The first documented English falconer was Ethelbert II, Saxon King of Kent (followed by Alfred the Great). Until 1066 only native birds had been used in the UK but after the Norman Conquest new species were introduced. Falcons became so highly valued, they were quite literally worth their weight in gold. They were used as peace offerings. In 1276 the King of Norway sent eight gyrfalcons to Edward I as a sign of peace. In 1552 Czar Ivan IV of Russia and Queen Mary I exchanged a gyrfalcon and a pair of lions, when the two countries established diplomatic relations. Ancient tradition has it that the English Monarch is presented with a falcon, by the Duke of Athol, Lord Derby and the Officer of the Royal Falconry (Master of the Mews), at the time of coronation; a tradition that still continues today….
Because of their extreme value (in Mediaeval times), strict laws came into force in England, to protect birds of prey. To take eggs from a nest would mean a year’s imprisonment; to steal a bird could result in the thief’s eyes being poked out as a punishment! It could be said these laws were the origins of wildlife conservation….
The majority of birds used were caught in bow nets which were set along the migration routes of the birds of prey in Holland. Valkenswaard, the Dutch town (which was then still a village), became solely reliant and prospered upon trapping birds and manufacturing falconry accessories. Every autumn a bird auction was held, with visitors attending from far and wide. It was a trade that did not die out completely in Valkenswaard until 1937.

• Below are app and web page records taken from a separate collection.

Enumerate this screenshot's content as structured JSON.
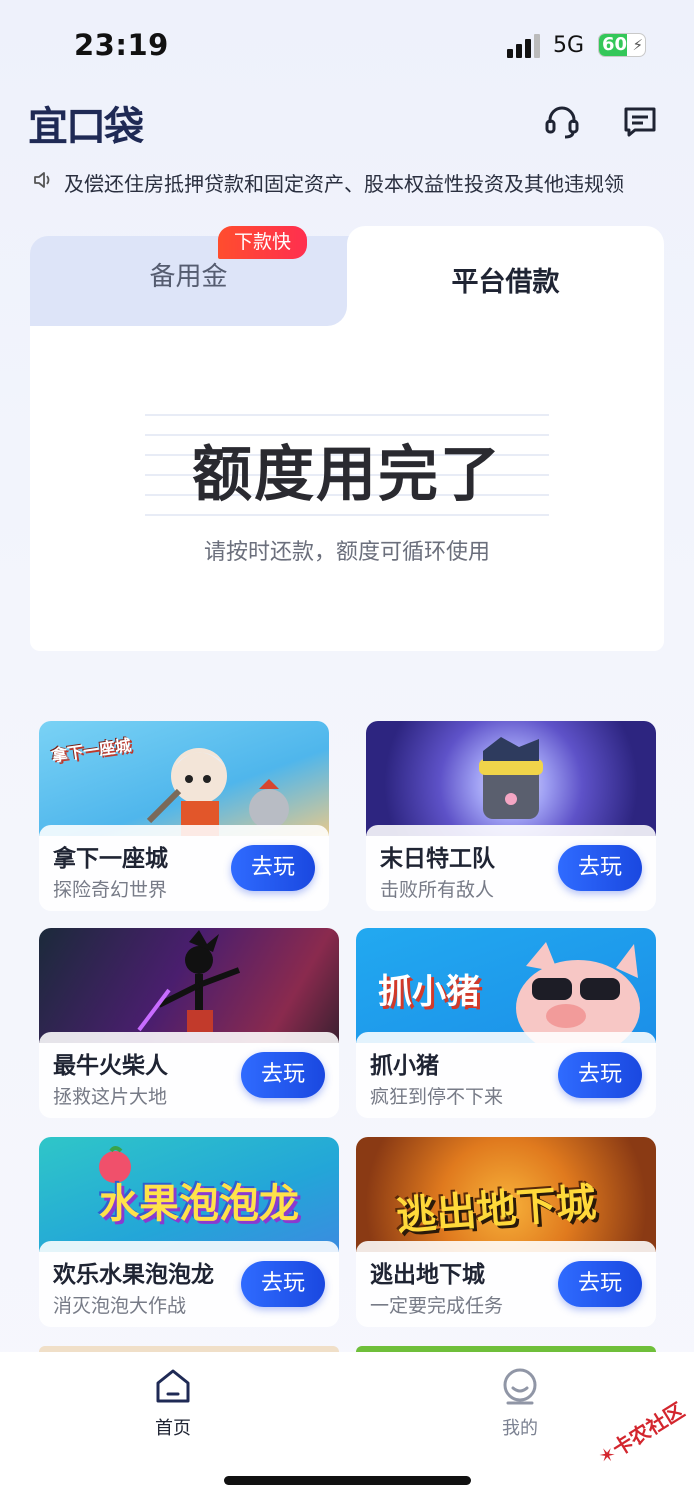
{
  "status_bar": {
    "time": "23:19",
    "network": "5G",
    "battery": "60",
    "battery_level_percent": 60
  },
  "header": {
    "logo": "宜口袋",
    "icons": [
      "headset-icon",
      "message-icon"
    ]
  },
  "notice": {
    "icon": "speaker-icon",
    "text": "及偿还住房抵押贷款和固定资产、股本权益性投资及其他违规领"
  },
  "loan_card": {
    "tab_left": "备用金",
    "tab_left_badge": "下款快",
    "tab_right": "平台借款",
    "quota_title": "额度用完了",
    "quota_subtitle": "请按时还款，额度可循环使用"
  },
  "games": [
    {
      "name": "拿下一座城",
      "desc": "探险奇幻世界",
      "button": "去玩",
      "art_title": "拿下一座城"
    },
    {
      "name": "末日特工队",
      "desc": "击败所有敌人",
      "button": "去玩",
      "art_title": ""
    },
    {
      "name": "最牛火柴人",
      "desc": "拯救这片大地",
      "button": "去玩",
      "art_title": ""
    },
    {
      "name": "抓小猪",
      "desc": "疯狂到停不下来",
      "button": "去玩",
      "art_title": "抓小猪"
    },
    {
      "name": "欢乐水果泡泡龙",
      "desc": "消灭泡泡大作战",
      "button": "去玩",
      "art_title": "水果泡泡龙"
    },
    {
      "name": "逃出地下城",
      "desc": "一定要完成任务",
      "button": "去玩",
      "art_title": "逃出地下城"
    }
  ],
  "bottom_nav": {
    "home": "首页",
    "mine": "我的"
  },
  "watermark": "卡农社区",
  "colors": {
    "accent_blue": "#2f6bff",
    "logo_navy": "#1f2a55",
    "badge_red": "#ff3b3b"
  }
}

During Mediaeval times falconry was viewed as a sport, art and a way of hunting for food; for many households it was one of the main ways of obtaining meat. Gyrfalcons were used for catching rook and herons, which were considered delicacies centuries ago and so were reserved for Royalty and the upper classes.

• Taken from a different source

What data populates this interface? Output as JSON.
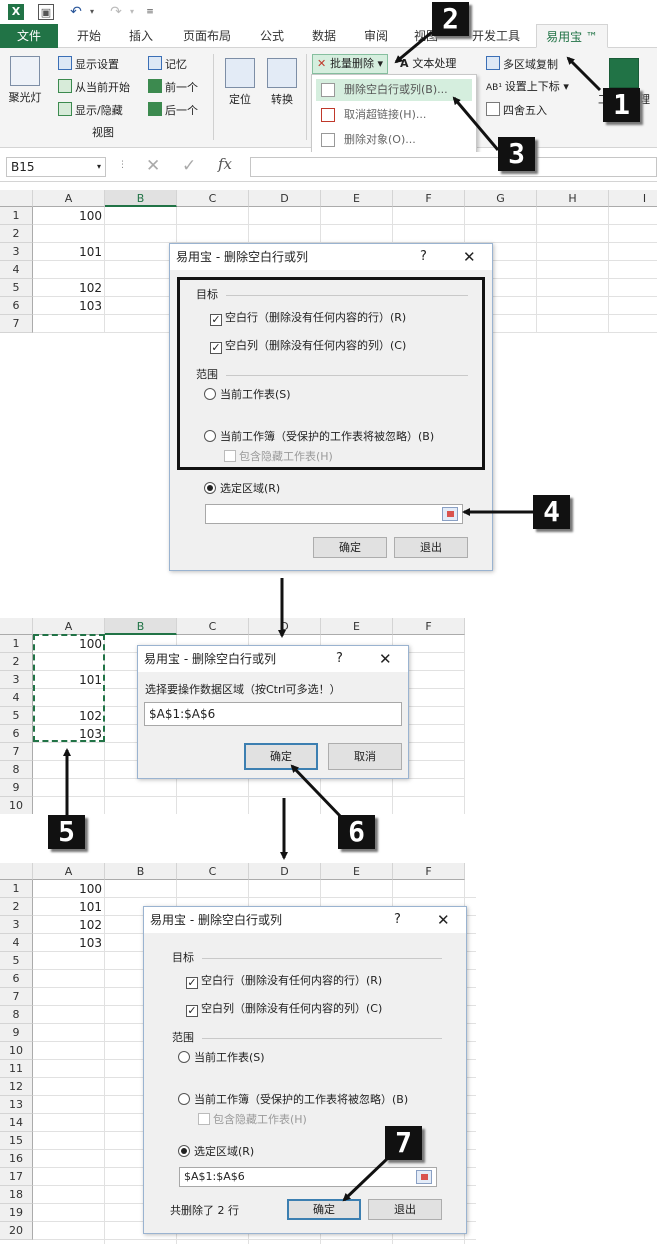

Tercels were employed to catch snipe or partridge and Goshawks for hare, rabbit, pheasants and other large game birds. Much of Mediaeval life was governed by custom and tradition; permission of the land owner had to be sought in order to hunt. If, for example, some one was caught illegally hunting on the Monarch’s land, it could result in death….
For the upper classes, falconry was used as a social excuse to host hunting parties. The Kings of England and France, the Russian Czars and Holy Roman Emperors all had huge falconry establishments and employed hundreds of the finest falconers. Higher nobility spent little time training the birds themselves, this was left to the Master falconers, who were capable of earning a very high wage…. Training could be a very cruel affair. Raptors often had their eyes ‘stitched up’. The thread would then be tied back over the bird’s head so the trainer could pull the eyes open and shut; this temporary blinding supposedly made it easier for training….
Even after the decline of using birds of prey to hunt for food, the social standing of falconry remained; it had become an ingrained way of life….The Clergy was particularly fond of the art, even a nun would often have been seen with a bird on her wrist. Bishops complained about the frequency of raptors being taken into Services, as they interfered with concentration….
Gradually, by the 17th and 18th Centuries the popularity of falconry began to die out. With the collapse of the feudal system in Europe and the invention of the shot gun, these majestic birds no longer held such high esteem in society. In time, they became seen as vermin, nests were destroyed and birds killed. This escalated, coming to a head in the first half of the 20th Century, when they became seen as direct competition for prey, by hunters with guns….
Nowadays, because of careful conservation, it is becoming an increasingly familiar sight to see birds of prey in the wild….
Falconry as a pastime is also enjoying huge interest, helped by the popularity of ‘experience days’. It is possible to get a ‘taster’ of what the sport entails, maybe encouraging people to train and take up the activity themselves – or at the very least learn about and become more aware of these wondrous creatures….
I, for one, will never forget the fantastic day we had as a family at http://www.westsussexfalconry.co.uk ….